Most other planets found orbiting other stars have either been too close or too far away from their own stars or have been gas giants more like Jupiter than our own rocky world. Life could potentially exist in some of those circumstances, but it would be very weird compared to us. We, of course, would be very weird to it, and I don't just mean Lady Gaga or Justin Bieber. Although I suppose it's possible that these other life forms would find those two normal and the rest of us weird, which would also prove they lacked a sense of hearing and communicated by signs, strange clothing and silly gestures like publishing your autobiography at 16.
Anyway, the planet is named Gliese 581g, or it will be unless there are indeed folks living there who tell us what they call it (Look out for the copyright infringement lawsuit of the galaxy if they call it "Earth"). Conditions on Gliese 581g are kind of extreme. The planet is tidally locked with its star, meaning one side faces towards it and one faces away from it all the time. The side facing towards it is probably plenty hot, and the side facing away is probably plenty cold. There should be a tolerable zone at the border, where all of the (literally) cool people will hang out, if they exist.
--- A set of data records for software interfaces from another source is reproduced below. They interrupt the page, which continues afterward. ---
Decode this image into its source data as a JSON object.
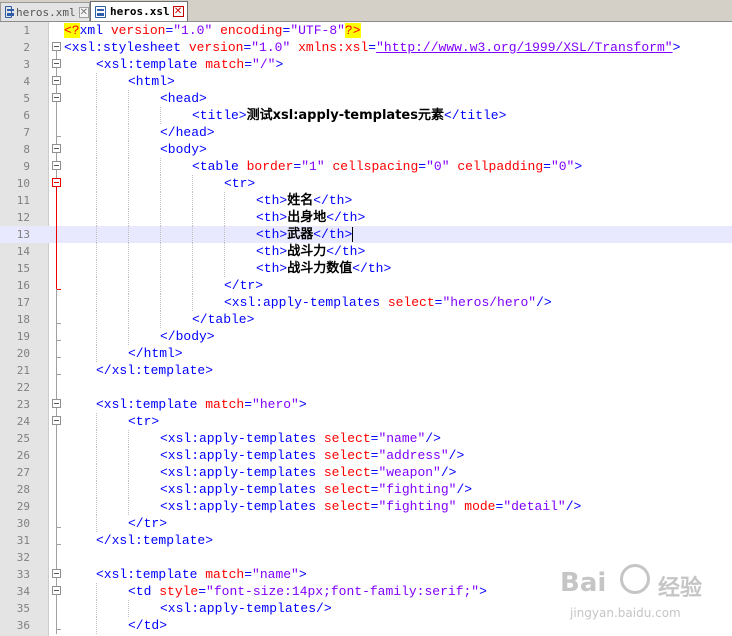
{
  "tabs": [
    {
      "label": "heros.xml",
      "active": false
    },
    {
      "label": "heros.xsl",
      "active": true
    }
  ],
  "icons": {
    "file": "file-save-icon",
    "close": "close-tab-icon",
    "fold": "fold-minus-icon"
  },
  "colors": {
    "tag": "#0000ff",
    "attribute": "#ff0000",
    "value": "#8000ff",
    "line_number": "#808080",
    "current_line": "#e8e8ff"
  },
  "editor": {
    "current_line": 13,
    "lines": [
      {
        "n": "1",
        "indent": 0,
        "fold": "none",
        "tokens": [
          [
            "pi",
            "<?"
          ],
          [
            "tag",
            "xml "
          ],
          [
            "attr",
            "version"
          ],
          [
            "tag",
            "="
          ],
          [
            "val",
            "\"1.0\""
          ],
          [
            "tag",
            " "
          ],
          [
            "attr",
            "encoding"
          ],
          [
            "tag",
            "="
          ],
          [
            "val",
            "\"UTF-8\""
          ],
          [
            "pi",
            "?>"
          ]
        ]
      },
      {
        "n": "2",
        "indent": 0,
        "fold": "open",
        "tokens": [
          [
            "tag",
            "<xsl:stylesheet "
          ],
          [
            "attr",
            "version"
          ],
          [
            "tag",
            "="
          ],
          [
            "val",
            "\"1.0\""
          ],
          [
            "tag",
            " "
          ],
          [
            "attr",
            "xmlns:xsl"
          ],
          [
            "tag",
            "="
          ],
          [
            "url",
            "\"http://www.w3.org/1999/XSL/Transform\""
          ],
          [
            "tag",
            ">"
          ]
        ]
      },
      {
        "n": "3",
        "indent": 1,
        "fold": "open",
        "tokens": [
          [
            "tag",
            "<xsl:template "
          ],
          [
            "attr",
            "match"
          ],
          [
            "tag",
            "="
          ],
          [
            "val",
            "\"/\""
          ],
          [
            "tag",
            ">"
          ]
        ]
      },
      {
        "n": "4",
        "indent": 2,
        "fold": "open",
        "tokens": [
          [
            "tag",
            "<html>"
          ]
        ]
      },
      {
        "n": "5",
        "indent": 3,
        "fold": "open",
        "tokens": [
          [
            "tag",
            "<head>"
          ]
        ]
      },
      {
        "n": "6",
        "indent": 4,
        "fold": "line",
        "tokens": [
          [
            "tag",
            "<title>"
          ],
          [
            "text",
            "测试xsl:apply-templates元素"
          ],
          [
            "tag",
            "</title>"
          ]
        ]
      },
      {
        "n": "7",
        "indent": 3,
        "fold": "end",
        "tokens": [
          [
            "tag",
            "</head>"
          ]
        ]
      },
      {
        "n": "8",
        "indent": 3,
        "fold": "open",
        "tokens": [
          [
            "tag",
            "<body>"
          ]
        ]
      },
      {
        "n": "9",
        "indent": 4,
        "fold": "open",
        "tokens": [
          [
            "tag",
            "<table "
          ],
          [
            "attr",
            "border"
          ],
          [
            "tag",
            "="
          ],
          [
            "val",
            "\"1\""
          ],
          [
            "tag",
            " "
          ],
          [
            "attr",
            "cellspacing"
          ],
          [
            "tag",
            "="
          ],
          [
            "val",
            "\"0\""
          ],
          [
            "tag",
            " "
          ],
          [
            "attr",
            "cellpadding"
          ],
          [
            "tag",
            "="
          ],
          [
            "val",
            "\"0\""
          ],
          [
            "tag",
            ">"
          ]
        ]
      },
      {
        "n": "10",
        "indent": 5,
        "fold": "open-red",
        "tokens": [
          [
            "tag",
            "<tr>"
          ]
        ]
      },
      {
        "n": "11",
        "indent": 6,
        "fold": "line-red",
        "tokens": [
          [
            "tag",
            "<th>"
          ],
          [
            "text",
            "姓名"
          ],
          [
            "tag",
            "</th>"
          ]
        ]
      },
      {
        "n": "12",
        "indent": 6,
        "fold": "line-red",
        "tokens": [
          [
            "tag",
            "<th>"
          ],
          [
            "text",
            "出身地"
          ],
          [
            "tag",
            "</th>"
          ]
        ]
      },
      {
        "n": "13",
        "indent": 6,
        "fold": "line-red",
        "tokens": [
          [
            "tag",
            "<th>"
          ],
          [
            "text",
            "武器"
          ],
          [
            "tag",
            "</th>"
          ]
        ]
      },
      {
        "n": "14",
        "indent": 6,
        "fold": "line-red",
        "tokens": [
          [
            "tag",
            "<th>"
          ],
          [
            "text",
            "战斗力"
          ],
          [
            "tag",
            "</th>"
          ]
        ]
      },
      {
        "n": "15",
        "indent": 6,
        "fold": "line-red",
        "tokens": [
          [
            "tag",
            "<th>"
          ],
          [
            "text",
            "战斗力数值"
          ],
          [
            "tag",
            "</th>"
          ]
        ]
      },
      {
        "n": "16",
        "indent": 5,
        "fold": "end-red",
        "tokens": [
          [
            "tag",
            "</tr>"
          ]
        ]
      },
      {
        "n": "17",
        "indent": 5,
        "fold": "line",
        "tokens": [
          [
            "tag",
            "<xsl:apply-templates "
          ],
          [
            "attr",
            "select"
          ],
          [
            "tag",
            "="
          ],
          [
            "val",
            "\"heros/hero\""
          ],
          [
            "tag",
            "/>"
          ]
        ]
      },
      {
        "n": "18",
        "indent": 4,
        "fold": "end",
        "tokens": [
          [
            "tag",
            "</table>"
          ]
        ]
      },
      {
        "n": "19",
        "indent": 3,
        "fold": "end",
        "tokens": [
          [
            "tag",
            "</body>"
          ]
        ]
      },
      {
        "n": "20",
        "indent": 2,
        "fold": "end",
        "tokens": [
          [
            "tag",
            "</html>"
          ]
        ]
      },
      {
        "n": "21",
        "indent": 1,
        "fold": "end",
        "tokens": [
          [
            "tag",
            "</xsl:template>"
          ]
        ]
      },
      {
        "n": "22",
        "indent": 0,
        "fold": "line",
        "tokens": []
      },
      {
        "n": "23",
        "indent": 1,
        "fold": "open",
        "tokens": [
          [
            "tag",
            "<xsl:template "
          ],
          [
            "attr",
            "match"
          ],
          [
            "tag",
            "="
          ],
          [
            "val",
            "\"hero\""
          ],
          [
            "tag",
            ">"
          ]
        ]
      },
      {
        "n": "24",
        "indent": 2,
        "fold": "open",
        "tokens": [
          [
            "tag",
            "<tr>"
          ]
        ]
      },
      {
        "n": "25",
        "indent": 3,
        "fold": "line",
        "tokens": [
          [
            "tag",
            "<xsl:apply-templates "
          ],
          [
            "attr",
            "select"
          ],
          [
            "tag",
            "="
          ],
          [
            "val",
            "\"name\""
          ],
          [
            "tag",
            "/>"
          ]
        ]
      },
      {
        "n": "26",
        "indent": 3,
        "fold": "line",
        "tokens": [
          [
            "tag",
            "<xsl:apply-templates "
          ],
          [
            "attr",
            "select"
          ],
          [
            "tag",
            "="
          ],
          [
            "val",
            "\"address\""
          ],
          [
            "tag",
            "/>"
          ]
        ]
      },
      {
        "n": "27",
        "indent": 3,
        "fold": "line",
        "tokens": [
          [
            "tag",
            "<xsl:apply-templates "
          ],
          [
            "attr",
            "select"
          ],
          [
            "tag",
            "="
          ],
          [
            "val",
            "\"weapon\""
          ],
          [
            "tag",
            "/>"
          ]
        ]
      },
      {
        "n": "28",
        "indent": 3,
        "fold": "line",
        "tokens": [
          [
            "tag",
            "<xsl:apply-templates "
          ],
          [
            "attr",
            "select"
          ],
          [
            "tag",
            "="
          ],
          [
            "val",
            "\"fighting\""
          ],
          [
            "tag",
            "/>"
          ]
        ]
      },
      {
        "n": "29",
        "indent": 3,
        "fold": "line",
        "tokens": [
          [
            "tag",
            "<xsl:apply-templates "
          ],
          [
            "attr",
            "select"
          ],
          [
            "tag",
            "="
          ],
          [
            "val",
            "\"fighting\""
          ],
          [
            "tag",
            " "
          ],
          [
            "attr",
            "mode"
          ],
          [
            "tag",
            "="
          ],
          [
            "val",
            "\"detail\""
          ],
          [
            "tag",
            "/>"
          ]
        ]
      },
      {
        "n": "30",
        "indent": 2,
        "fold": "end",
        "tokens": [
          [
            "tag",
            "</tr>"
          ]
        ]
      },
      {
        "n": "31",
        "indent": 1,
        "fold": "end",
        "tokens": [
          [
            "tag",
            "</xsl:template>"
          ]
        ]
      },
      {
        "n": "32",
        "indent": 0,
        "fold": "line",
        "tokens": []
      },
      {
        "n": "33",
        "indent": 1,
        "fold": "open",
        "tokens": [
          [
            "tag",
            "<xsl:template "
          ],
          [
            "attr",
            "match"
          ],
          [
            "tag",
            "="
          ],
          [
            "val",
            "\"name\""
          ],
          [
            "tag",
            ">"
          ]
        ]
      },
      {
        "n": "34",
        "indent": 2,
        "fold": "open",
        "tokens": [
          [
            "tag",
            "<td "
          ],
          [
            "attr",
            "style"
          ],
          [
            "tag",
            "="
          ],
          [
            "val",
            "\"font-size:14px;font-family:serif;\""
          ],
          [
            "tag",
            ">"
          ]
        ]
      },
      {
        "n": "35",
        "indent": 3,
        "fold": "line",
        "tokens": [
          [
            "tag",
            "<xsl:apply-templates/>"
          ]
        ]
      },
      {
        "n": "36",
        "indent": 2,
        "fold": "end",
        "tokens": [
          [
            "tag",
            "</td>"
          ]
        ]
      }
    ]
  },
  "watermark": {
    "logo": "Bai",
    "brand": "经验",
    "url": "jingyan.baidu.com"
  }
}
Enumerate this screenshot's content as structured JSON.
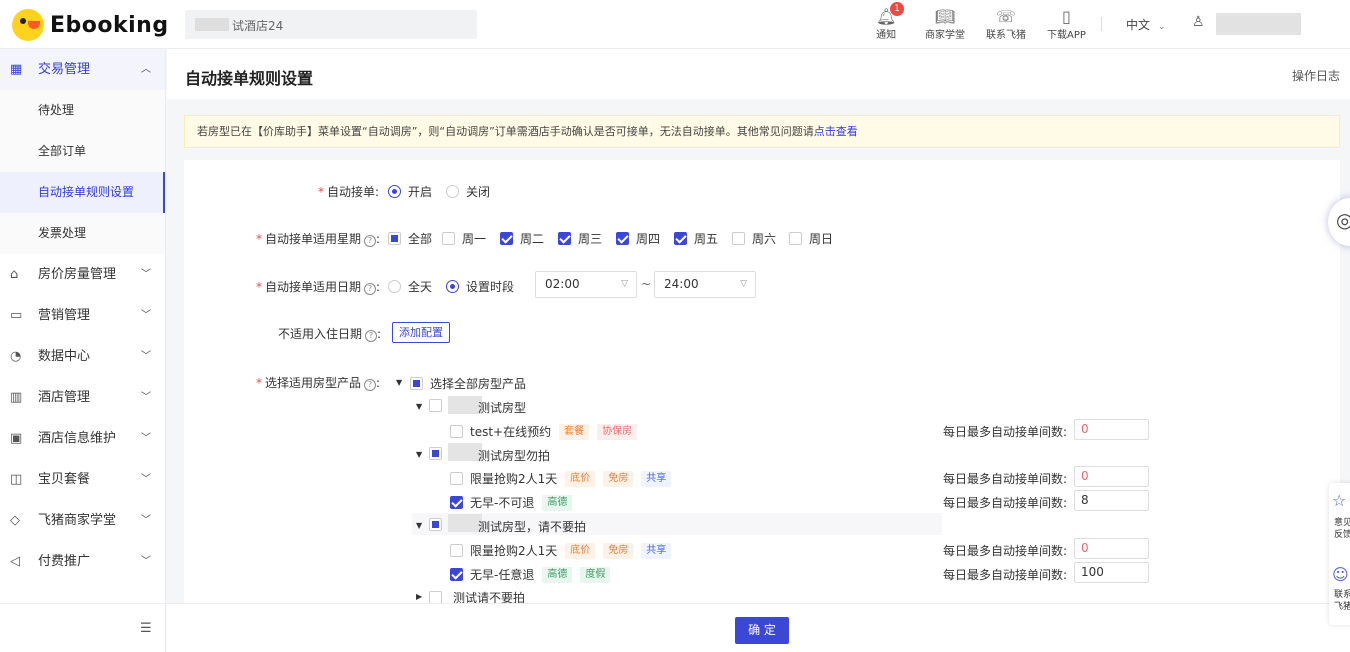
{
  "header": {
    "logo_text": "Ebooking",
    "hotel_name": "试酒店24",
    "icons": [
      {
        "name": "notification",
        "label": "通知",
        "badge": "1"
      },
      {
        "name": "merchant-school",
        "label": "商家学堂"
      },
      {
        "name": "contact",
        "label": "联系飞猪"
      },
      {
        "name": "download",
        "label": "下载APP"
      }
    ],
    "language": "中文"
  },
  "sidebar": {
    "open_group": {
      "label": "交易管理",
      "items": [
        "待处理",
        "全部订单",
        "自动接单规则设置",
        "发票处理"
      ],
      "active": "自动接单规则设置"
    },
    "groups": [
      "房价房量管理",
      "营销管理",
      "数据中心",
      "酒店管理",
      "酒店信息维护",
      "宝贝套餐",
      "飞猪商家学堂",
      "付费推广"
    ]
  },
  "page": {
    "title": "自动接单规则设置",
    "operation_log": "操作日志",
    "notice_text": "若房型已在【价库助手】菜单设置“自动调房”，则“自动调房”订单需酒店手动确认是否可接单，无法自动接单。其他常见问题请",
    "notice_link": "点击查看"
  },
  "form": {
    "auto_accept": {
      "label": "自动接单",
      "options": [
        "开启",
        "关闭"
      ],
      "selected": "开启"
    },
    "weekdays": {
      "label": "自动接单适用星期",
      "all_label": "全部",
      "days": [
        {
          "label": "周一",
          "checked": false
        },
        {
          "label": "周二",
          "checked": true
        },
        {
          "label": "周三",
          "checked": true
        },
        {
          "label": "周四",
          "checked": true
        },
        {
          "label": "周五",
          "checked": true
        },
        {
          "label": "周六",
          "checked": false
        },
        {
          "label": "周日",
          "checked": false
        }
      ]
    },
    "date_range": {
      "label": "自动接单适用日期",
      "options": [
        "全天",
        "设置时段"
      ],
      "selected": "设置时段",
      "start": "02:00",
      "end": "24:00",
      "separator": "~"
    },
    "excluded_dates": {
      "label": "不适用入住日期",
      "button": "添加配置"
    },
    "room_products": {
      "label": "选择适用房型产品",
      "all_label": "选择全部房型产品",
      "daily_label": "每日最多自动接单间数:",
      "rooms": [
        {
          "name": "测试房型",
          "products": [
            {
              "name": "test+在线预约",
              "checked": false,
              "tags": [
                "套餐",
                "协保房"
              ],
              "value": "0"
            }
          ]
        },
        {
          "name": "测试房型勿拍",
          "products": [
            {
              "name": "限量抢购2人1天",
              "checked": false,
              "tags": [
                "底价",
                "免房",
                "共享"
              ],
              "value": "0"
            },
            {
              "name": "无早-不可退",
              "checked": true,
              "tags": [
                "高德"
              ],
              "value": "8"
            }
          ]
        },
        {
          "name": "测试房型，请不要拍",
          "products": [
            {
              "name": "限量抢购2人1天",
              "checked": false,
              "tags": [
                "底价",
                "免房",
                "共享"
              ],
              "value": "0"
            },
            {
              "name": "无早-任意退",
              "checked": true,
              "tags": [
                "高德",
                "度假"
              ],
              "value": "100"
            }
          ]
        },
        {
          "name": "测试请不要拍",
          "products": []
        }
      ]
    }
  },
  "footer": {
    "confirm": "确 定"
  },
  "float": {
    "feedback": "意见反馈",
    "contact": "联系飞猪"
  },
  "colors": {
    "primary": "#3b47d6",
    "required": "#f04844",
    "notice_bg": "#fffbe6"
  }
}
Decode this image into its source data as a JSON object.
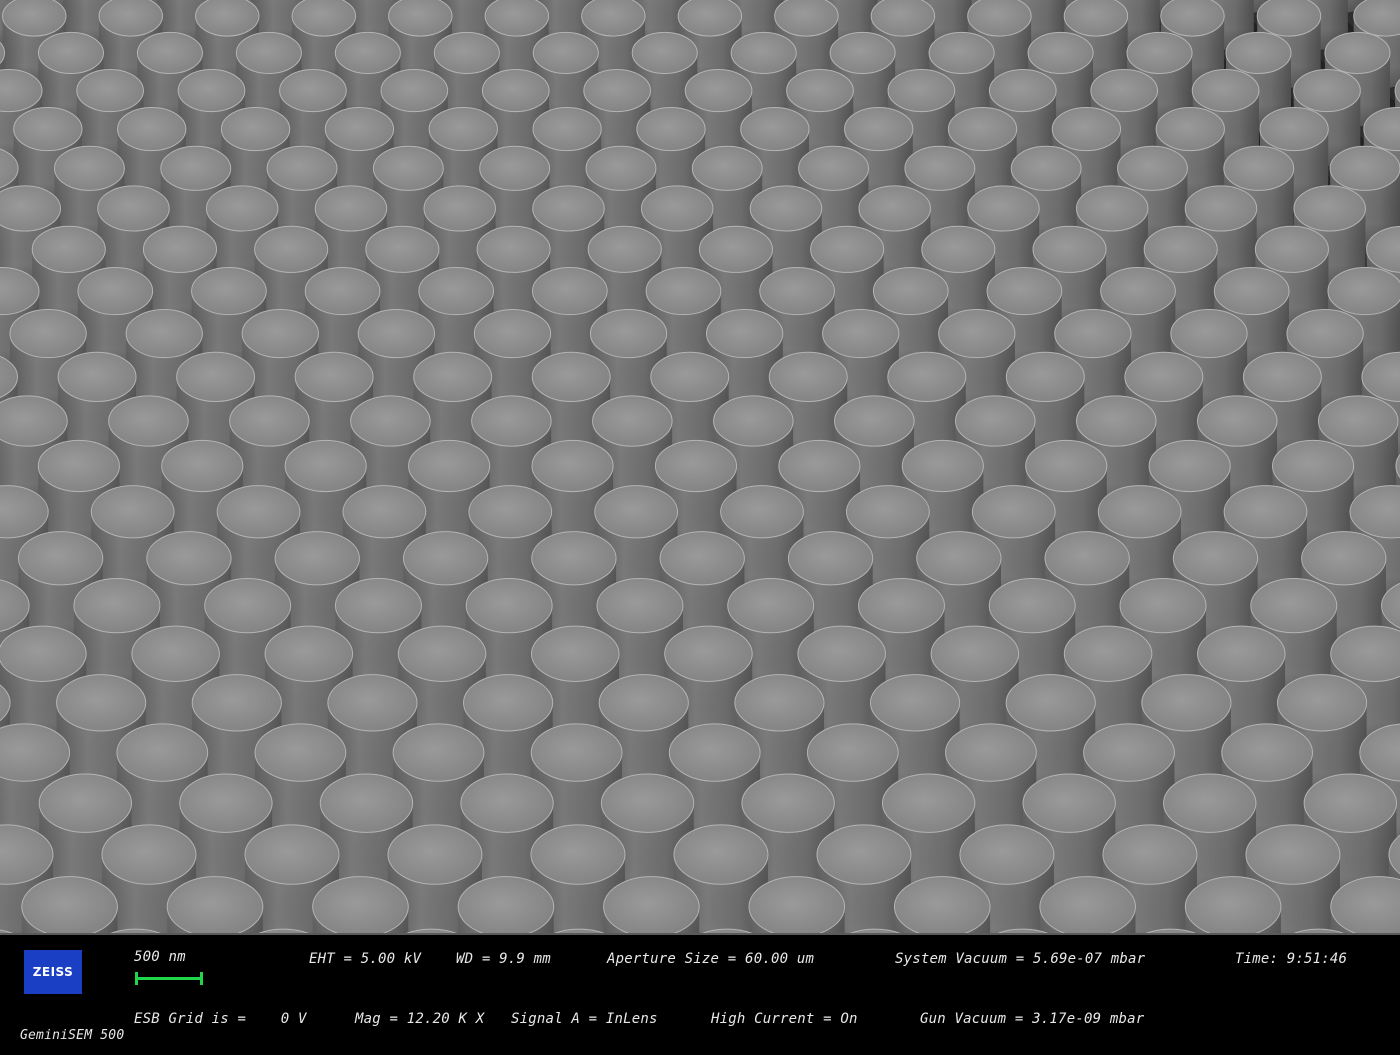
{
  "image": {
    "subject": "sem-micrograph-nanopillar-array",
    "background_color": "#2e2e2e",
    "pillar_top_color": "#8e8e8e",
    "pillar_side_color": "#6e6e6e"
  },
  "info_bar": {
    "logo_text": "ZEISS",
    "logo_color": "#1a3fc4",
    "scale_bar_label": "500 nm",
    "scale_bar_color": "#22d64a",
    "eht": "EHT = 5.00 kV",
    "wd": "WD = 9.9 mm",
    "aperture": "Aperture Size = 60.00 um",
    "system_vacuum": "System Vacuum = 5.69e-07 mbar",
    "time": "Time: 9:51:46",
    "esb_grid": "ESB Grid is =    0 V",
    "mag": "Mag = 12.20 K X",
    "signal": "Signal A = InLens",
    "high_current": "High Current = On",
    "gun_vacuum": "Gun Vacuum = 3.17e-09 mbar",
    "instrument": "GeminiSEM 500"
  }
}
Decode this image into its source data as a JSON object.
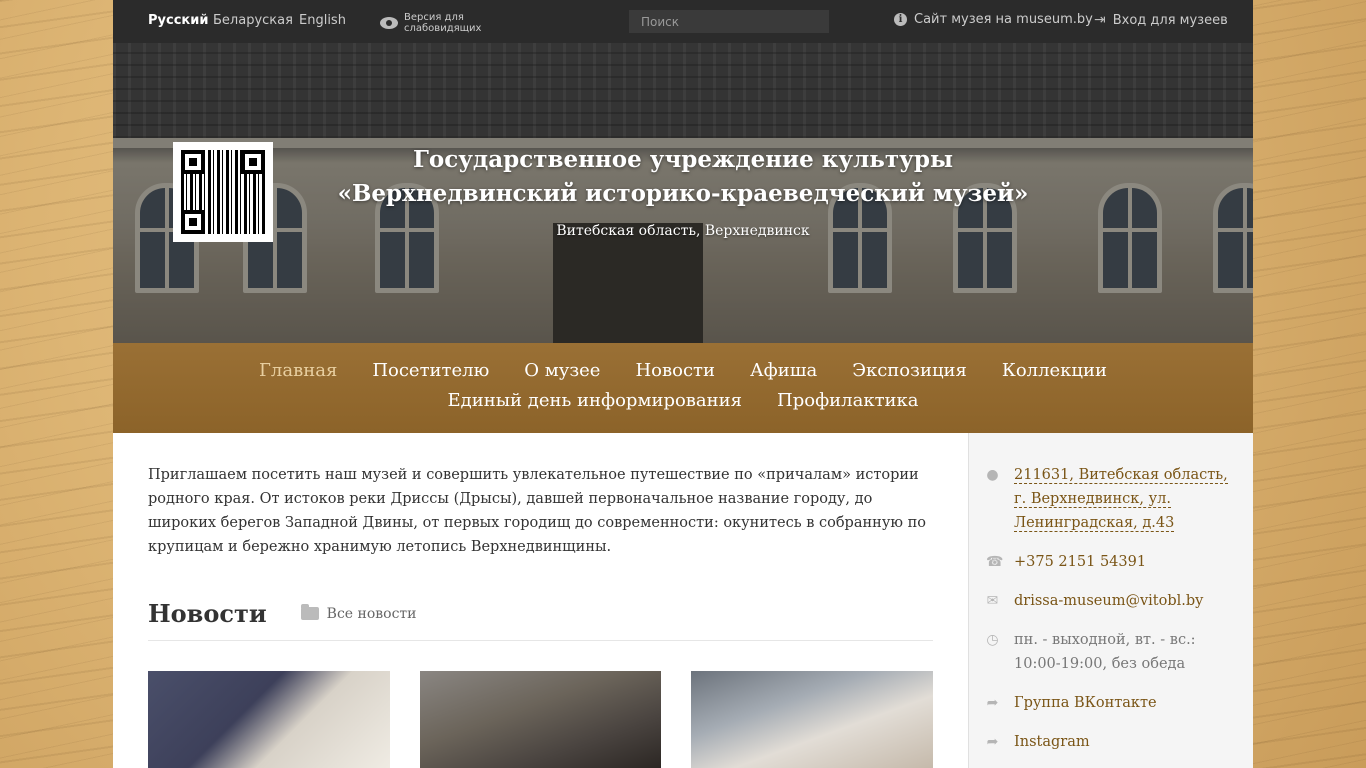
{
  "topbar": {
    "languages": [
      "Русский",
      "Беларуская",
      "English"
    ],
    "low_vision": "Версия для слабовидящих",
    "search_placeholder": "Поиск",
    "museum_site": "Сайт музея на museum.by",
    "login": "Вход для музеев"
  },
  "hero": {
    "title_line1": "Государственное учреждение культуры",
    "title_line2": "«Верхнедвинский историко-краеведческий музей»",
    "subtitle": "Витебская область, Верхнедвинск"
  },
  "nav": {
    "row1": [
      "Главная",
      "Посетителю",
      "О музее",
      "Новости",
      "Афиша",
      "Экспозиция",
      "Коллекции"
    ],
    "row2": [
      "Единый день информирования",
      "Профилактика"
    ]
  },
  "main": {
    "intro": "Приглашаем посетить наш музей и совершить увлекательное путешествие по «причалам» истории родного края. От истоков реки Дриссы (Дрысы), давшей первоначальное название городу, до широких берегов Западной Двины, от первых городищ до современности: окунитесь в собранную по крупицам и бережно хранимую летопись Верхнедвинщины.",
    "news_title": "Новости",
    "all_news": "Все новости"
  },
  "sidebar": {
    "address": "211631, Витебская область, г. Верхнедвинск, ул. Ленинградская, д.43",
    "phone": "+375 2151 54391",
    "email": "drissa-museum@vitobl.by",
    "hours": "пн. - выходной, вт. - вс.: 10:00-19:00, без обеда",
    "vk": "Группа ВКонтакте",
    "instagram": "Instagram"
  }
}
If there is life on Gliese 581g, it may have been around for a very long time. Because of their small size, red dwarf stars burn quite a bit longer than stars like our sun. There is as yet no way to determine whether the radiation of a yellow sun like our own would give that life powers and abilities far beyond those of mortal men, such as leaping tall buildings in single bound, outracing bullets or telling locomotives where to get off and making them like it.
Although nearby in astronomical terms, the 20 light-year distance between our own sun and Gliese 581 means that we are actually seeing it and its planets not the way they look today, but the way they looked in 1990. And it means that whoever may be living on Gliese 581g is seeing us not as we are today, but as we were in 1990. So unless we swiftly develop faster-than-light travel to visit them, warn them and explain ourselves, they will one day see us watching From Justin to Kelly and paying attention to Keith Olbermann as a political commentor, after which they will have no choice but to decide that our planet is home to no intelligent life.